- Supplied material:

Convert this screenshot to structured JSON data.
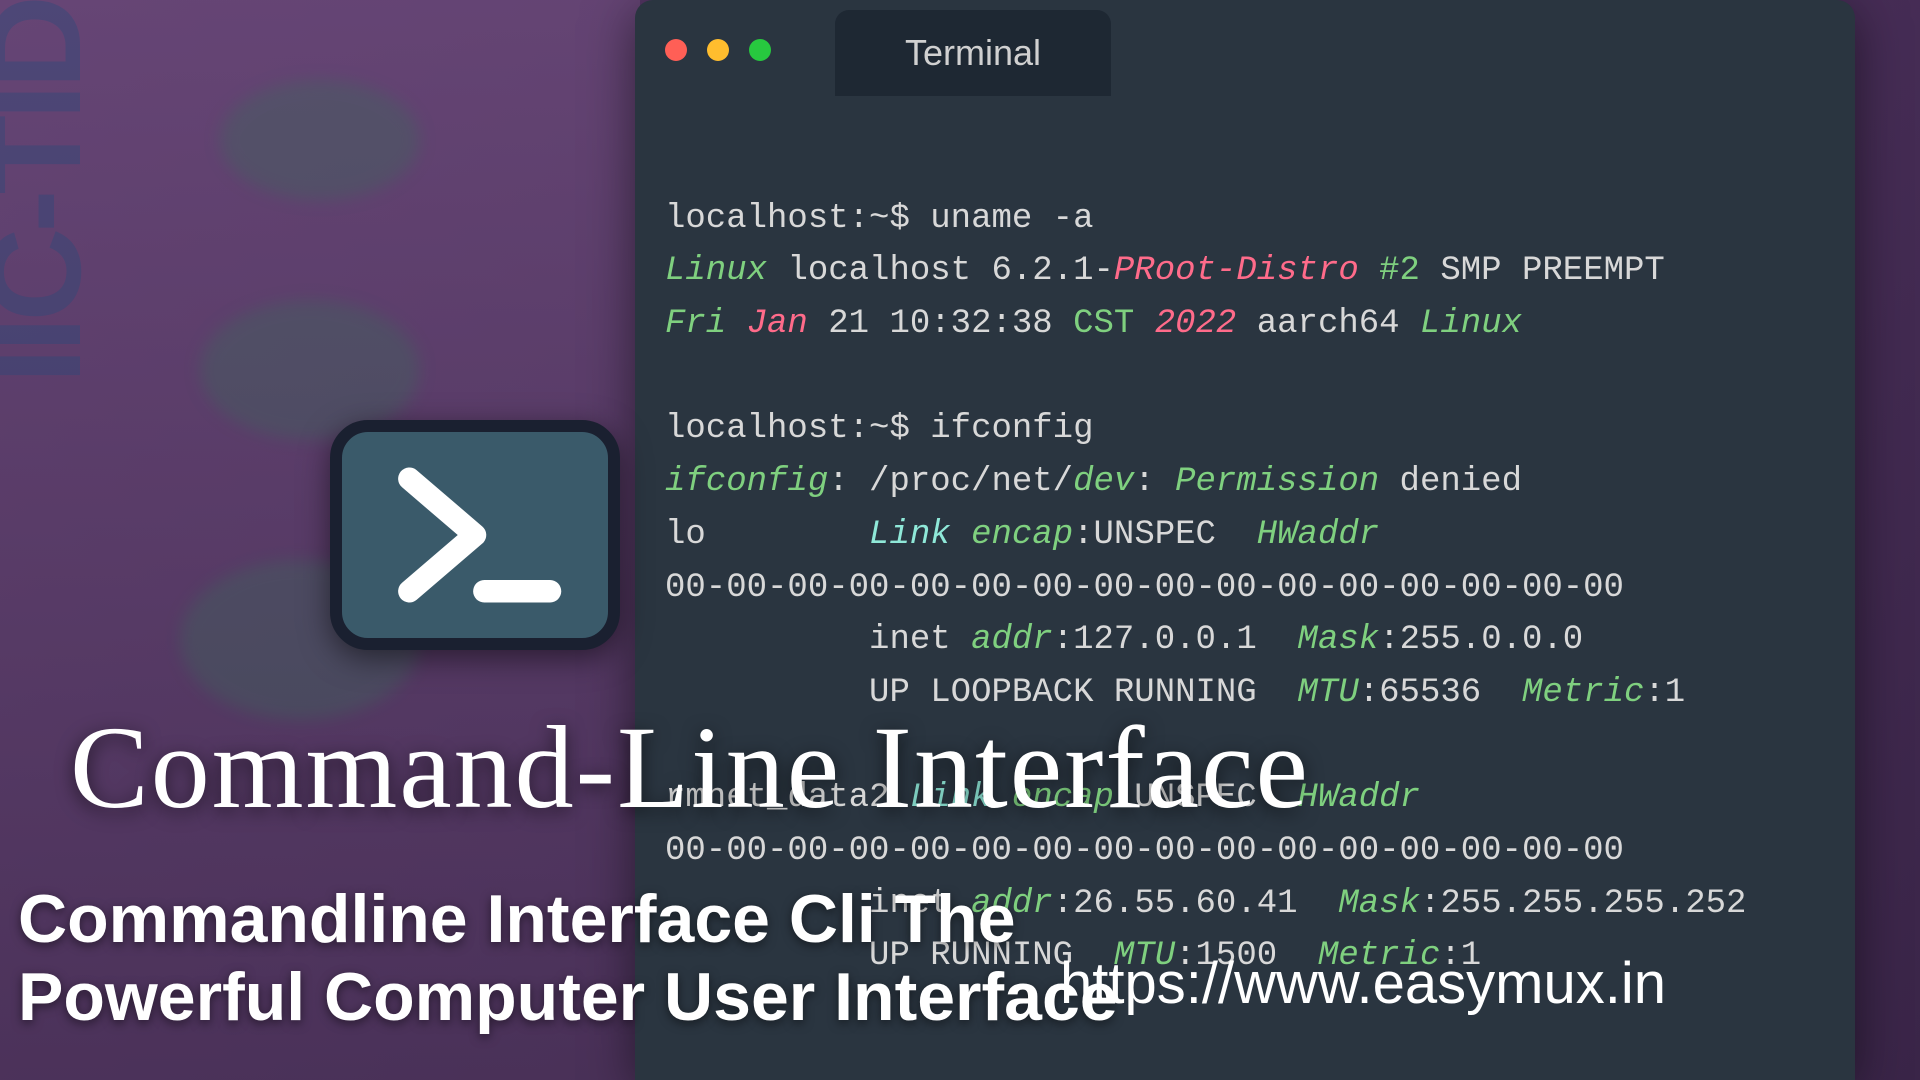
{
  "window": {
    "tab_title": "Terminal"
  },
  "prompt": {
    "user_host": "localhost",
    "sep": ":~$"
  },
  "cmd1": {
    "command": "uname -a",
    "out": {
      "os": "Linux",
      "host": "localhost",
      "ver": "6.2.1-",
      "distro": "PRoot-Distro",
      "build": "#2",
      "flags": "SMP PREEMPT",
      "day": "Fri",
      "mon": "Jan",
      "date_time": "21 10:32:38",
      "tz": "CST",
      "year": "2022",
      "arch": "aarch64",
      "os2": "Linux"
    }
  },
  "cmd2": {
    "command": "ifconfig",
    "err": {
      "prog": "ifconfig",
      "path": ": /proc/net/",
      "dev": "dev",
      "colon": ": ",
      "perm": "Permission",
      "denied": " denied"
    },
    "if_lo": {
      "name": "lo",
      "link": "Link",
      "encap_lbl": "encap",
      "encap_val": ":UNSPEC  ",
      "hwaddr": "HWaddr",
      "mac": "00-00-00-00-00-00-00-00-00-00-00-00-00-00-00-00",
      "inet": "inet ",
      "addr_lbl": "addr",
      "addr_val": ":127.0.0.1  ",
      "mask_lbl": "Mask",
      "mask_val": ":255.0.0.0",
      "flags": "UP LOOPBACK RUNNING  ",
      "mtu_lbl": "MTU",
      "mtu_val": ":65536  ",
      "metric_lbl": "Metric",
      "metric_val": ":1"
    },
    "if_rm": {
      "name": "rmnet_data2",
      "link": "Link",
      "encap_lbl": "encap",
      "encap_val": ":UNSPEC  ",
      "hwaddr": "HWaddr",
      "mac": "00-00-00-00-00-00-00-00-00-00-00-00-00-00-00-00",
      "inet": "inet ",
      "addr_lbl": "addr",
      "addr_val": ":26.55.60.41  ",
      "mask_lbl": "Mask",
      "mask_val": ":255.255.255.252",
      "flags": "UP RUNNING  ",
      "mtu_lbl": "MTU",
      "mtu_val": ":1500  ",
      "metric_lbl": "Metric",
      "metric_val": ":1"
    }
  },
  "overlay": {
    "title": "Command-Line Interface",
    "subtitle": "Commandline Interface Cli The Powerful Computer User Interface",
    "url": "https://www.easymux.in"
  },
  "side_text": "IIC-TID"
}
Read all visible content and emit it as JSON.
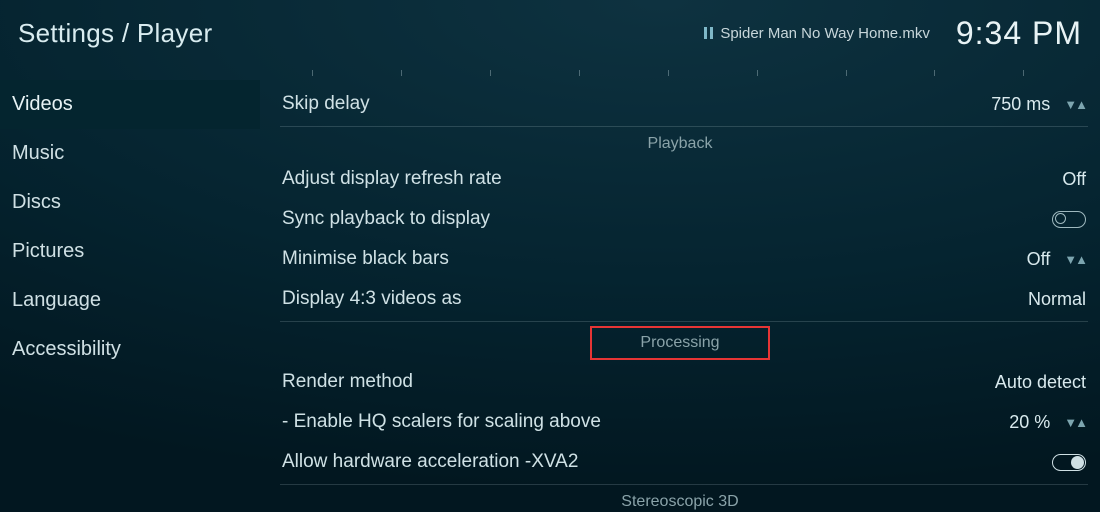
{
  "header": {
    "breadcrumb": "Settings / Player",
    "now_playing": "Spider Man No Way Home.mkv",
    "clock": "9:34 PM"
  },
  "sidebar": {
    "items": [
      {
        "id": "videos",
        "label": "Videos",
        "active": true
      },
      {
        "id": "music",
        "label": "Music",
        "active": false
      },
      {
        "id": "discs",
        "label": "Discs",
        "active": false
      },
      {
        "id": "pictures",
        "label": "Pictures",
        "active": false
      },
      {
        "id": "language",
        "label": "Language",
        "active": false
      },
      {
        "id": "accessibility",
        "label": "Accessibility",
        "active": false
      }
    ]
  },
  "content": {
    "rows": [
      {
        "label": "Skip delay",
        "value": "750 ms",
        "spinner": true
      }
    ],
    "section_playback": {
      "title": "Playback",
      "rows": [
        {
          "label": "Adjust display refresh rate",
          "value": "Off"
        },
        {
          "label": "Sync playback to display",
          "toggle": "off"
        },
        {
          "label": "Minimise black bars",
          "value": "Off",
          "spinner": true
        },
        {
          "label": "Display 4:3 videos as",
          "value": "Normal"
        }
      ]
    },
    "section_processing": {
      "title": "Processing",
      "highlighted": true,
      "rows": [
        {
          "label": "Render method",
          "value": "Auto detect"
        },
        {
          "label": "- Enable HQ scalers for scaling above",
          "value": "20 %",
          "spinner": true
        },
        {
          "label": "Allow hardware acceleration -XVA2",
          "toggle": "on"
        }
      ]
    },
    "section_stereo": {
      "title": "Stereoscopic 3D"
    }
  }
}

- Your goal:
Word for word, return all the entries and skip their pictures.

- Answer space:
Convert this screenshot to structured JSON data.
{
  "window": {
    "tab_title": "Terminal"
  },
  "prompt": {
    "user_host": "localhost",
    "sep": ":~$"
  },
  "cmd1": {
    "command": "uname -a",
    "out": {
      "os": "Linux",
      "host": "localhost",
      "ver": "6.2.1-",
      "distro": "PRoot-Distro",
      "build": "#2",
      "flags": "SMP PREEMPT",
      "day": "Fri",
      "mon": "Jan",
      "date_time": "21 10:32:38",
      "tz": "CST",
      "year": "2022",
      "arch": "aarch64",
      "os2": "Linux"
    }
  },
  "cmd2": {
    "command": "ifconfig",
    "err": {
      "prog": "ifconfig",
      "path": ": /proc/net/",
      "dev": "dev",
      "colon": ": ",
      "perm": "Permission",
      "denied": " denied"
    },
    "if_lo": {
      "name": "lo",
      "link": "Link",
      "encap_lbl": "encap",
      "encap_val": ":UNSPEC  ",
      "hwaddr": "HWaddr",
      "mac": "00-00-00-00-00-00-00-00-00-00-00-00-00-00-00-00",
      "inet": "inet ",
      "addr_lbl": "addr",
      "addr_val": ":127.0.0.1  ",
      "mask_lbl": "Mask",
      "mask_val": ":255.0.0.0",
      "flags": "UP LOOPBACK RUNNING  ",
      "mtu_lbl": "MTU",
      "mtu_val": ":65536  ",
      "metric_lbl": "Metric",
      "metric_val": ":1"
    },
    "if_rm": {
      "name": "rmnet_data2",
      "link": "Link",
      "encap_lbl": "encap",
      "encap_val": ":UNSPEC  ",
      "hwaddr": "HWaddr",
      "mac": "00-00-00-00-00-00-00-00-00-00-00-00-00-00-00-00",
      "inet": "inet ",
      "addr_lbl": "addr",
      "addr_val": ":26.55.60.41  ",
      "mask_lbl": "Mask",
      "mask_val": ":255.255.255.252",
      "flags": "UP RUNNING  ",
      "mtu_lbl": "MTU",
      "mtu_val": ":1500  ",
      "metric_lbl": "Metric",
      "metric_val": ":1"
    }
  },
  "overlay": {
    "title": "Command-Line Interface",
    "subtitle": "Commandline Interface Cli The Powerful Computer User Interface",
    "url": "https://www.easymux.in"
  },
  "side_text": "IIC-TID"
}
Read all visible content and emit it as JSON.
{
  "header": {
    "breadcrumb": "Settings / Player",
    "now_playing": "Spider Man No Way Home.mkv",
    "clock": "9:34 PM"
  },
  "sidebar": {
    "items": [
      {
        "id": "videos",
        "label": "Videos",
        "active": true
      },
      {
        "id": "music",
        "label": "Music",
        "active": false
      },
      {
        "id": "discs",
        "label": "Discs",
        "active": false
      },
      {
        "id": "pictures",
        "label": "Pictures",
        "active": false
      },
      {
        "id": "language",
        "label": "Language",
        "active": false
      },
      {
        "id": "accessibility",
        "label": "Accessibility",
        "active": false
      }
    ]
  },
  "content": {
    "rows": [
      {
        "label": "Skip delay",
        "value": "750 ms",
        "spinner": true
      }
    ],
    "section_playback": {
      "title": "Playback",
      "rows": [
        {
          "label": "Adjust display refresh rate",
          "value": "Off"
        },
        {
          "label": "Sync playback to display",
          "toggle": "off"
        },
        {
          "label": "Minimise black bars",
          "value": "Off",
          "spinner": true
        },
        {
          "label": "Display 4:3 videos as",
          "value": "Normal"
        }
      ]
    },
    "section_processing": {
      "title": "Processing",
      "highlighted": true,
      "rows": [
        {
          "label": "Render method",
          "value": "Auto detect"
        },
        {
          "label": "- Enable HQ scalers for scaling above",
          "value": "20 %",
          "spinner": true
        },
        {
          "label": "Allow hardware acceleration -XVA2",
          "toggle": "on"
        }
      ]
    },
    "section_stereo": {
      "title": "Stereoscopic 3D"
    }
  }
}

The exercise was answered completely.